The COMAH Regulations 2015 strengthen public access to information, justice and participation in decision making. For the first time, operators of lower-tier establishments are required to provide public information about their establishment and its hazards and to submit their major accident prevention policy to the HSA.
Operators of both upper and lower-tier establishments will be required to make information permanently electronically available to the public. The HSA will collect this information and keep it up to date. Information on inspections will also be publicly available.
Access to Information on the Environment (AIE) Regulations (2007 to 2014)
In addition, the 2015 COMAH Regulations provide that all information held by a competent authority is treated as environmental information and subject to the Access to Information on the Environment (AIE) Regulations (2007 to 2014). For many operators, information on chemicals, chemical inventories and processes is commercially confidential.
Although the AIE regulations include discretionary grounds for refusal (including commercial confidentiality and intellectual property rights), a request for environmental information shall not be refused where the request relates to information on emissions into the environment (such as a major accident). The new regulations therefore may offer little protection to commercially confidential information included in safety reports. This may yet be tested in the court system.
The 2015 COMAH Regulations bring about some changes to the emergency response planning process and to the HSA’s inspection regime for Seveso establishments. In relation to emergency planning, the internal emergency plan must be prepared in consultation with personnel on site as well as Local Competent Authorities (LCAs) (usually the fire service, ambulance service and An Garda Síochána).
LCA input in this process was not previously mandatory. The External Emergency Planning process provides for greater public participation and the LCAs will be consulted on the suitability of information to be provided to the public (in the area identified by the HSA). The new regulations will involve the implementation of a national system of inspections covering all establishments. The maximum interval between inspections is set at one year for an upper-tier establishment and three years for a lower-tier establishment. This can be varied based on an appraisal of the potential impacts of major accident hazards and the compliance record of the operator.
In conclusion, the 2015 COMAH Regulations introduce a new era with greater interaction between operators, regulators and the public.

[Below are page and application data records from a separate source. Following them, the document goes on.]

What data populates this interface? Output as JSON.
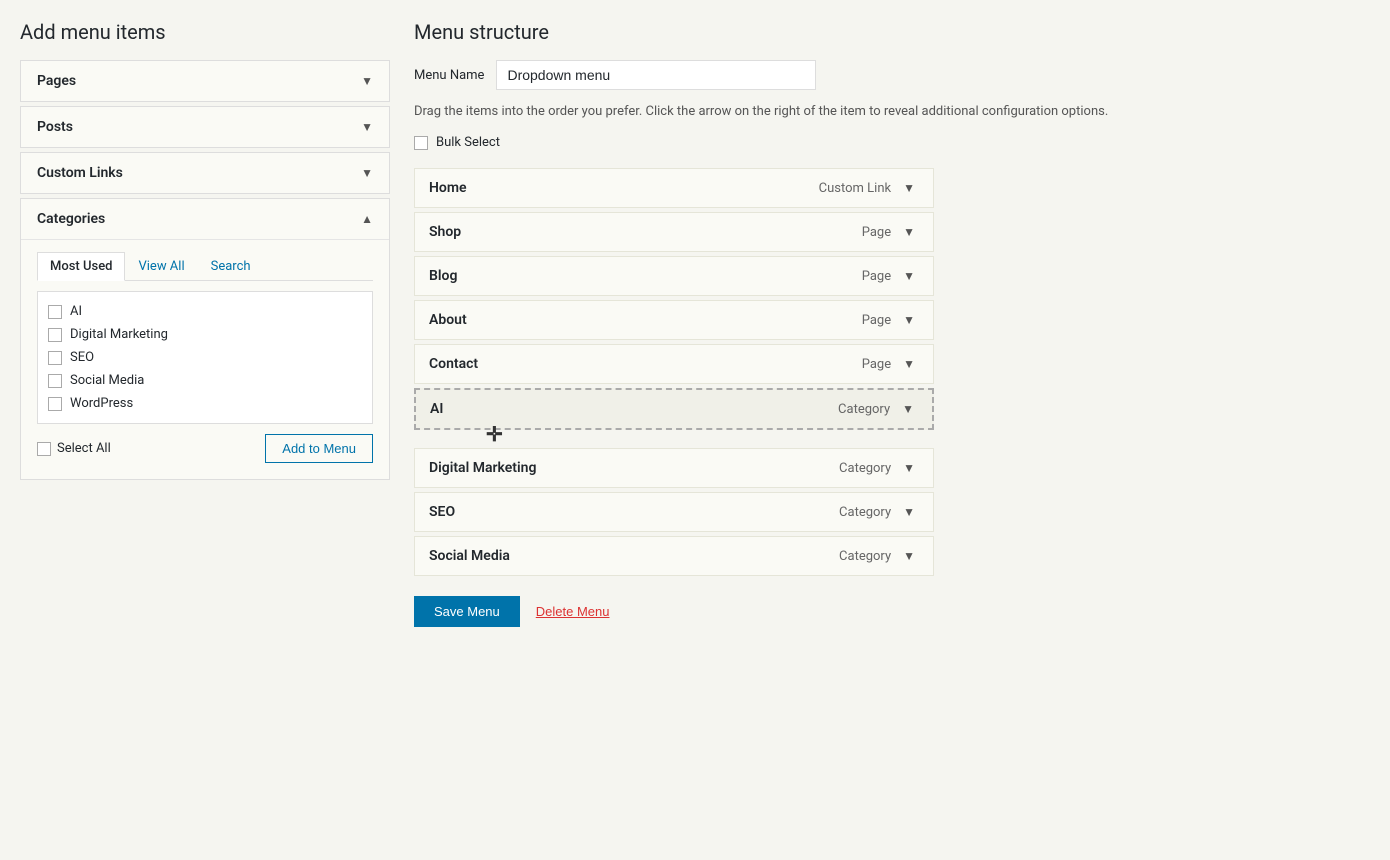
{
  "leftPanel": {
    "title": "Add menu items",
    "accordions": [
      {
        "id": "pages",
        "label": "Pages",
        "expanded": false,
        "arrow": "▼"
      },
      {
        "id": "posts",
        "label": "Posts",
        "expanded": false,
        "arrow": "▼"
      },
      {
        "id": "custom-links",
        "label": "Custom Links",
        "expanded": false,
        "arrow": "▼"
      },
      {
        "id": "categories",
        "label": "Categories",
        "expanded": true,
        "arrow": "▲"
      }
    ],
    "categories": {
      "tabs": [
        {
          "id": "most-used",
          "label": "Most Used",
          "active": true
        },
        {
          "id": "view-all",
          "label": "View All",
          "active": false
        },
        {
          "id": "search",
          "label": "Search",
          "active": false
        }
      ],
      "items": [
        {
          "id": "cat-ai",
          "label": "AI",
          "checked": false
        },
        {
          "id": "cat-digital",
          "label": "Digital Marketing",
          "checked": false
        },
        {
          "id": "cat-seo",
          "label": "SEO",
          "checked": false
        },
        {
          "id": "cat-social",
          "label": "Social Media",
          "checked": false
        },
        {
          "id": "cat-wp",
          "label": "WordPress",
          "checked": false
        }
      ],
      "selectAllLabel": "Select All",
      "addToMenuLabel": "Add to Menu"
    }
  },
  "rightPanel": {
    "title": "Menu structure",
    "menuNameLabel": "Menu Name",
    "menuNameValue": "Dropdown menu",
    "menuNamePlaceholder": "Dropdown menu",
    "dragHint": "Drag the items into the order you prefer. Click the arrow on the right of the item to reveal additional configuration options.",
    "bulkSelectLabel": "Bulk Select",
    "menuItems": [
      {
        "id": "home",
        "label": "Home",
        "type": "Custom Link",
        "dragging": false
      },
      {
        "id": "shop",
        "label": "Shop",
        "type": "Page",
        "dragging": false
      },
      {
        "id": "blog",
        "label": "Blog",
        "type": "Page",
        "dragging": false
      },
      {
        "id": "about",
        "label": "About",
        "type": "Page",
        "dragging": false
      },
      {
        "id": "contact",
        "label": "Contact",
        "type": "Page",
        "dragging": false
      },
      {
        "id": "ai",
        "label": "AI",
        "type": "Category",
        "dragging": true
      },
      {
        "id": "digital-marketing",
        "label": "Digital Marketing",
        "type": "Category",
        "dragging": false
      },
      {
        "id": "seo",
        "label": "SEO",
        "type": "Category",
        "dragging": false
      },
      {
        "id": "social-media",
        "label": "Social Media",
        "type": "Category",
        "dragging": false
      }
    ],
    "saveMenuLabel": "Save Menu",
    "deleteMenuLabel": "Delete Menu"
  }
}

Project managers will need to consider Seveso implications from day one, putting control of major accidents at the centre of the project planning.
For more information on the 2015 COMAH Regulations see www.awnconsulting.com.http://www.engineersjournal.ie/2015/07/28/seveso-iii-issues-challenges-operators/http://www.engineersjournal.ie/wp-content/uploads/2015/07/Seveso-11.jpghttp://www.engineersjournal.ie/wp-content/uploads/2015/07/Seveso-11-300x300.jpgChemIreland,safety